Having access to justice should mean being treated fairly according to the law and being able to get appropriate redress for breaches of one’s rights. Such redress can be provided by the courts but also by non-judicial institutions such as ombudspersons.
Unfortunately, some groups of people who are particularly subjected to discrimination or who are socially or economically disadvantaged often find legal and practical obstacles to enjoying an equal access to justice. Such groups may include women – in particular victims of violence, women living in rural areas, those having a low education level or no economic independence from their partners –, national or linguistic minorities, people affected by disabilities, migrants, refugees and stateless persons.
Amongst the obstacles that people from such groups face in their access to justice are limited knowledge of their rights, lack of information in their own language, limited access to legal advice due to its cost or distance, mistrust in the authorities and the judicial process, the risk of suffering from secondary victimisation, lack of respect of privacy in the course of the procedure. It should also be taken into account that, with the concern of cutting on public spending, a number of Council of Europe member States are introducing increasingly restrictive policies on free legal aid and representation.
Equal access to justice is key to ensuring equality before the law, not only de jure but de facto.

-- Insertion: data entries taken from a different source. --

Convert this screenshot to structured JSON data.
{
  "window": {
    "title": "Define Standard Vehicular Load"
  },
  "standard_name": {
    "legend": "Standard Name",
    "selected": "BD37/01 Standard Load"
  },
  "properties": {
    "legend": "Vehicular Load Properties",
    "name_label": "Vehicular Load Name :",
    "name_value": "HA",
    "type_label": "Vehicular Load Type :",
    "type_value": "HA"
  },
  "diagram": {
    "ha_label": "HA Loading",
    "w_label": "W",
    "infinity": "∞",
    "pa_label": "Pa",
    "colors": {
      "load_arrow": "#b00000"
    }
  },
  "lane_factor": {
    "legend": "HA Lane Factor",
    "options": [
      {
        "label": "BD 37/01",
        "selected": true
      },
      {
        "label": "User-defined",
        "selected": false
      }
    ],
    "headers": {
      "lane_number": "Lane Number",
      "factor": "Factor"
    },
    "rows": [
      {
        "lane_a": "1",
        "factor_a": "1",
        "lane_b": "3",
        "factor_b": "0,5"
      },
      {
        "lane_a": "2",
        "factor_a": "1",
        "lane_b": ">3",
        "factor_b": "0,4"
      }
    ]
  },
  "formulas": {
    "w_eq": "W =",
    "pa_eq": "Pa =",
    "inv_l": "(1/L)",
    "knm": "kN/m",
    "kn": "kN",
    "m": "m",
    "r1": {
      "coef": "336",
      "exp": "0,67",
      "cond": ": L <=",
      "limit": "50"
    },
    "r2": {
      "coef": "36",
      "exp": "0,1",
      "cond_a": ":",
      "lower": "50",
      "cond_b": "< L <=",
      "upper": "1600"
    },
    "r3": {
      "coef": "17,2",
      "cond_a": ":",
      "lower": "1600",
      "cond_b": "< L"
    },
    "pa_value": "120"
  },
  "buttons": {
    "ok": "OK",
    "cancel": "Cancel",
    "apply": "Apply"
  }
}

The Parliamentary Assembly should conduct an in-depth analysis of the situation in Council of Europe member States and formulate appropriate recommendations, with a view to promoting equality and non-discrimination before the law.